Part of the Electronic Literature Lab at the CMDC program, CMDC Studios is the lab’s game development and research arm. It is independently managed by DTC alumni and current students. CMDC Studios publishes several games a year, helping students hone their skills in preparation for employment in the industry after graduation. It provides an opportunity for participants to mentor each other, create games and work in teams focusing on design, programming, web development, animation, video, promotion, project management and leadership.

Over the summer of 2021, Nicholas helped create three games for the studio: “Huli, then Dead Air, then a fun side project called Cargoat. It got me prepped and gave me the skills I needed to go into the senior seminar and help lead the development team,” one of several teams recreating Amnesia.

Restoring amnesia

Remember floppy disks? One of the pioneering computer games is a cult classic called Amnesia, created by the late Thomas M. Disch, a prolific science fiction writer. Amnesia was produced in 1986 on two floppy disks for computers popular at the time: the Apple II, the Commodore 64 and the IBM PC. Thirty years later, as computer hardware and software evolved, no one could play it. “Essentially the game had been lost for more than 20 years,” Nicholas said.

"It's a pretty important piece of literature and games history," Nicholas said. "It was the link between adventure games and novels."

In 2021, thanks to the Thomas Disch Estate, which owns the rights to Amnesia, the senior seminar project was an ambitious restoration of the classic game. “We had some hardware we could play it on, map it out and get a feel for it,” Nicholas said. It was a particularly demanding project. A team of 32 CMDC seniors, along with four lab staff members, put in 9,000 hours of work. “One of the major goals of this project was to recreate it in a modern data language and make it accessible for everybody,” Nicholas said. Amnesia: Restored can be played online by anyone—for free.
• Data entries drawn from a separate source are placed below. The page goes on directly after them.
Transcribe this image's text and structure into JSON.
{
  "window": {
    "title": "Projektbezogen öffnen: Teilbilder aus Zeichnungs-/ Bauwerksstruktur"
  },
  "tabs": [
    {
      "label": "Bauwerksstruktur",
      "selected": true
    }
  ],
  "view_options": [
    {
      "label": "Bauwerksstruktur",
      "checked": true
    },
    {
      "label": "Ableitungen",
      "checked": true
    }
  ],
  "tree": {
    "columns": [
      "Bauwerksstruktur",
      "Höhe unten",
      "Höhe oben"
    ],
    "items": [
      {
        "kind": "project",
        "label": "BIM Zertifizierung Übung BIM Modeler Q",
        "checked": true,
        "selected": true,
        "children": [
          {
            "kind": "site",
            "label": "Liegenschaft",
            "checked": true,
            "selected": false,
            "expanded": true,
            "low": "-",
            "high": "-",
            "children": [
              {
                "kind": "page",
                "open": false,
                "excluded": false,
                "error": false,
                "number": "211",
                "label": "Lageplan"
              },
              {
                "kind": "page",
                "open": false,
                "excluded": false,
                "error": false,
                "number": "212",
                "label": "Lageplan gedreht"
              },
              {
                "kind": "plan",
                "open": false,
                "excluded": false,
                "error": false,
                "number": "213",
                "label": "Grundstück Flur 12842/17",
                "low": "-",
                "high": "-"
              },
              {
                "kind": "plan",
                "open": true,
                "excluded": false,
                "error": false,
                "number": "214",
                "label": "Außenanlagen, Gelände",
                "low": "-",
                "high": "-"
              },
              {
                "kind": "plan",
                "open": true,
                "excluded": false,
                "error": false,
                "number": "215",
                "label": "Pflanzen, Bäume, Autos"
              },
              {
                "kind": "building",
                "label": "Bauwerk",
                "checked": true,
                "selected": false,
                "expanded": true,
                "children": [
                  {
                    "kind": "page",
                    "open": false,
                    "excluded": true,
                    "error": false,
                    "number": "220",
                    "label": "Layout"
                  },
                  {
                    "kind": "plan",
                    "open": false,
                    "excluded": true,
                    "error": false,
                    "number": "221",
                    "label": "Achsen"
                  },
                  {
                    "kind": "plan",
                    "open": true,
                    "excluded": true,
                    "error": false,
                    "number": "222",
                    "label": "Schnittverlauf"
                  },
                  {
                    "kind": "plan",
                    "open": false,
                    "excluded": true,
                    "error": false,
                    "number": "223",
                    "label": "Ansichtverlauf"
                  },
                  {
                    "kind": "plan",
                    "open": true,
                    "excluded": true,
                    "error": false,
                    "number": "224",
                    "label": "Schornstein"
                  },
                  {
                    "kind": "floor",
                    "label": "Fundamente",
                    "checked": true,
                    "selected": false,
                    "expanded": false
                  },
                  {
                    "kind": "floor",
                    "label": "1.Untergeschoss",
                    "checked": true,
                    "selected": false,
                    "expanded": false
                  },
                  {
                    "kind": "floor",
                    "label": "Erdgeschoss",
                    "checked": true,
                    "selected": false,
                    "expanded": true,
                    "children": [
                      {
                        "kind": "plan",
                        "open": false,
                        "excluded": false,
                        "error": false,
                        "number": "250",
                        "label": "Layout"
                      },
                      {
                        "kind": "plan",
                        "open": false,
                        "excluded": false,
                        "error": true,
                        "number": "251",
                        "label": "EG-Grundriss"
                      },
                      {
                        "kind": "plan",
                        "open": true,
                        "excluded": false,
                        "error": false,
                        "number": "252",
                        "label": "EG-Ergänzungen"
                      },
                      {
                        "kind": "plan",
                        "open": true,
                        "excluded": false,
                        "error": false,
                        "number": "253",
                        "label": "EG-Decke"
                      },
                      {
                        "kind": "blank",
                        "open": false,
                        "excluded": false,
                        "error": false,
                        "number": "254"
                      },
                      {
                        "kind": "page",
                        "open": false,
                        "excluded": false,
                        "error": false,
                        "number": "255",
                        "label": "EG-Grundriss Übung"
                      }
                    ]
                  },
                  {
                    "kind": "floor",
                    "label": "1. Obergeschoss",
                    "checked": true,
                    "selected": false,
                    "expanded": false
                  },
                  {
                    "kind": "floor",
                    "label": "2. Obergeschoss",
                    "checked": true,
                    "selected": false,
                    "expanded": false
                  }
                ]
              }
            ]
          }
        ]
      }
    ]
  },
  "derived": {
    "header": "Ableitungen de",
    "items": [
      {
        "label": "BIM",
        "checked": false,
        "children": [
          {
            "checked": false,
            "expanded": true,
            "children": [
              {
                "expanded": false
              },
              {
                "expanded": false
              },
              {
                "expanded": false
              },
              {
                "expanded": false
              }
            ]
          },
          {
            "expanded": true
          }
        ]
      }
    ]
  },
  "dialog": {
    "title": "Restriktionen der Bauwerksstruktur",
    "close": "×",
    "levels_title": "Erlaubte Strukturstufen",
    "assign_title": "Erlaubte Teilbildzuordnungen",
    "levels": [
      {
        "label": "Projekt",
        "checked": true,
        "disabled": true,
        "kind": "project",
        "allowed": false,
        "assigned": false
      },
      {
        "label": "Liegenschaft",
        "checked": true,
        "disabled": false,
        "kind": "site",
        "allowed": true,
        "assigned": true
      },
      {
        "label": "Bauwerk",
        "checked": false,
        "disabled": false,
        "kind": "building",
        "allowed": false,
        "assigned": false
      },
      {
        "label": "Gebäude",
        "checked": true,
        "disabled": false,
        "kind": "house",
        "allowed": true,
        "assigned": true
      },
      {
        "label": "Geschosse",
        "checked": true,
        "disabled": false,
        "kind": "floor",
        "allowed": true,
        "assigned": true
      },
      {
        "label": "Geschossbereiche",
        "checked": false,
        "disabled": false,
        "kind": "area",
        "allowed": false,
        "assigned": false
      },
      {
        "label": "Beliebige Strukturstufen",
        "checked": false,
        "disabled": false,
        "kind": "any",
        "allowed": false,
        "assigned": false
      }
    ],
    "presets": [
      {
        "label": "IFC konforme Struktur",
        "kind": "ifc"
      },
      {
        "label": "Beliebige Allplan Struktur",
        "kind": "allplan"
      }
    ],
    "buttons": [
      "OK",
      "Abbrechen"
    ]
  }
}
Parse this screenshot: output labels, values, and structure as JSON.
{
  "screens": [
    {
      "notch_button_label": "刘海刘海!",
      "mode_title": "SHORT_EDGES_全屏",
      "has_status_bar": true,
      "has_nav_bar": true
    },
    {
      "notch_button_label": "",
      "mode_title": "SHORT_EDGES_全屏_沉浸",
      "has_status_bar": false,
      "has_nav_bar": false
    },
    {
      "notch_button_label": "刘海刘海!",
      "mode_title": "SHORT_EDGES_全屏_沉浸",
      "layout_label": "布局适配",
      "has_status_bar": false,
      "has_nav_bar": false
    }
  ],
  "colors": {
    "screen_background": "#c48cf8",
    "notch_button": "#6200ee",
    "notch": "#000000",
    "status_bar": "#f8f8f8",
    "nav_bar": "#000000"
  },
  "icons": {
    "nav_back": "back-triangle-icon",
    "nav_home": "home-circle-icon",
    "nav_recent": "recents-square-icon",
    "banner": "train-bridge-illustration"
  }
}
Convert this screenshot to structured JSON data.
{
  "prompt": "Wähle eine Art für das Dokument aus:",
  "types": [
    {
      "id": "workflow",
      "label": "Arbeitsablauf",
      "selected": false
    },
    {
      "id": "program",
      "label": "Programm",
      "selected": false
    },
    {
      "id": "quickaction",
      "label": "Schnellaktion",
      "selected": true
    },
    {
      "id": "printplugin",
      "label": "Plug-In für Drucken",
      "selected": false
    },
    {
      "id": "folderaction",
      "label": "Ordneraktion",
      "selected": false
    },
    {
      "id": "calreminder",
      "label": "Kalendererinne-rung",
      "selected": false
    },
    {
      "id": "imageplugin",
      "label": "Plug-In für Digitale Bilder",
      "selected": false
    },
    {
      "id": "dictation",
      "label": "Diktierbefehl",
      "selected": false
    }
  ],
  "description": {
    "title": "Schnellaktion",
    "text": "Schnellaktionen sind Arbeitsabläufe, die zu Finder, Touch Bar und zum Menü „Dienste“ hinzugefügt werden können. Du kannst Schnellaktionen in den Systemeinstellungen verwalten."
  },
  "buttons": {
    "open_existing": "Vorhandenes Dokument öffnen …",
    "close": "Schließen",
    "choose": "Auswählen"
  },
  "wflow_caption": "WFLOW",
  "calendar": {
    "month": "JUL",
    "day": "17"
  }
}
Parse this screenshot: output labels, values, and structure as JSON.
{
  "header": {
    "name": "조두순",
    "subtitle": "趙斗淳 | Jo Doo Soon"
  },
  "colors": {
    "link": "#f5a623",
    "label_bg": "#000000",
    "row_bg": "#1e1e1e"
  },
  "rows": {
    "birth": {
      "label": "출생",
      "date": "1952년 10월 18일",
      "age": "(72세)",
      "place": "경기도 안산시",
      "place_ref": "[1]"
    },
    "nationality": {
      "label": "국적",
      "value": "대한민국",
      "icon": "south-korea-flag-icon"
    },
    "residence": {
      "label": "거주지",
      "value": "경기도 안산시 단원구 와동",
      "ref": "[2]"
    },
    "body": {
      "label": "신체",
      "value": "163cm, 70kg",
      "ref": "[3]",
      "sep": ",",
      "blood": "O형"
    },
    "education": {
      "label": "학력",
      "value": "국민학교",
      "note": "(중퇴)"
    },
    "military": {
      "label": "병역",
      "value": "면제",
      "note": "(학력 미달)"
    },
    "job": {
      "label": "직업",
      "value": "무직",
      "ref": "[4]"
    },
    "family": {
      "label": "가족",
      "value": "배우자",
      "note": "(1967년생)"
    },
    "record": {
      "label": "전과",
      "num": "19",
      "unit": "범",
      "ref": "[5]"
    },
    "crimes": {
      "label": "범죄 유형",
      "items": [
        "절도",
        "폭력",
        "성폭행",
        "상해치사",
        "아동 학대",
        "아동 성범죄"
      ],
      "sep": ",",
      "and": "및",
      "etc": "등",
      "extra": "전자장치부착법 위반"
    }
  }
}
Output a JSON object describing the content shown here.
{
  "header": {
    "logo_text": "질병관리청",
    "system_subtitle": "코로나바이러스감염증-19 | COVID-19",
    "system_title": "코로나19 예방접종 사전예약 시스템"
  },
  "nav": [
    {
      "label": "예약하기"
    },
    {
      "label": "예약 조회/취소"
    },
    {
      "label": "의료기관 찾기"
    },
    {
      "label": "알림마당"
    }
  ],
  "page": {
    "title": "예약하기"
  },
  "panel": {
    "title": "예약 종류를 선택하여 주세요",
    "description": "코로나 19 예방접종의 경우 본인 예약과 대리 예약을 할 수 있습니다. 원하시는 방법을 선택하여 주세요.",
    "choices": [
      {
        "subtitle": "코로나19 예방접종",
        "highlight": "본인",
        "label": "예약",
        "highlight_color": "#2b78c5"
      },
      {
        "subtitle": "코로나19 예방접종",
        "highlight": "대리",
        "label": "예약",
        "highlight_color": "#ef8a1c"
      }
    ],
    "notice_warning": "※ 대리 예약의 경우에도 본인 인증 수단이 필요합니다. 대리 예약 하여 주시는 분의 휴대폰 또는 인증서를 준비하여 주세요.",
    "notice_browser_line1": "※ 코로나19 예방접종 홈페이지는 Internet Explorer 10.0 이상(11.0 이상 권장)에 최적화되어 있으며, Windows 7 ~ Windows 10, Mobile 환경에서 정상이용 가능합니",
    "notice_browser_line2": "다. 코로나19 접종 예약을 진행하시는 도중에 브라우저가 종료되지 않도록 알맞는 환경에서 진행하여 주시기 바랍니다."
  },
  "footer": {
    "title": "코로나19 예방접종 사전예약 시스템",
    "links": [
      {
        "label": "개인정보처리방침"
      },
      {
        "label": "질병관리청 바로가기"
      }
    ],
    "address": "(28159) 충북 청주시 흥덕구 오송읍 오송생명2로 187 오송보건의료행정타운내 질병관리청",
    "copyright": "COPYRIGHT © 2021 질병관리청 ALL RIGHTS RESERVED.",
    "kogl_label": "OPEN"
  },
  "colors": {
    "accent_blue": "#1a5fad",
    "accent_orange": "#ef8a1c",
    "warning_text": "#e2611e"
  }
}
Nicholas led a team of five student developers in figuring out how to stay true to the original while implementing modern gameplay mechanics. She also worked with other team leads to make sure the game looked and felt cohesive. “That project was a huge one,” said Dene Grigar, professor and director of the CMDC program and the Electronic Literature Lab. “There were something like 2,100 screens of text. There wasn’t a lot of material to consult, but we had to remap it. Ahria did that. It’s a big deal. That experience got her positioned for the game industry.” In fact, it launched her career.

Nicholas dug into the original script. Remapping was the long process of going through the original game and detailing how the different screens of text connected to each other, and finding all endings of the game. “Essentially because we didn’t have access to the source code we had to rewrite it from scratch and compare it to the original manuscript,” said Nicholas. “It was a couple hundred pages long, so a lot of the game was missing in the original release. [It would have been huge and prohibitively expensive, with too many floppy disks.] One reason we went back to restoring it was to put back a lot of the missing content. Size to us at this point wasn’t really a factor.”

Why was the game worth restoring? After all, there are plenty of newer games on the market. “It’s a pretty important piece of literature and gaming history,” Nicholas said. “It was the link between adventure games and novels.”

Talent + Drive

In addition to her full-time job with Workinman, Nicholas works a few hours a week with the Electronic Literature Lab and CMDC Studios.

“The rest of the team has looked at color, typeface, the front-end stuff—she’s doing the heavy back-end programming,” Grigar said.

Grigar said Nicholas is “a terrific representative for us—a model of what we’re trying to turn out in the program. She’s got the kind of drive it takes to be successful in the game industry. It’s very hard for women. So here she’s a woman of color—she’s Filipina—breaking a lot of barriers. She knows how to program but also knows how to look at things on the front end, which a lot of coders don’t. And she has leadership skills, because she’s run a team.”

As for Nicholas, “It’s wonderful to be working with a small group like the lab,” she said. “They are some of the most talented people I know. It is a little bit of a dream come true.”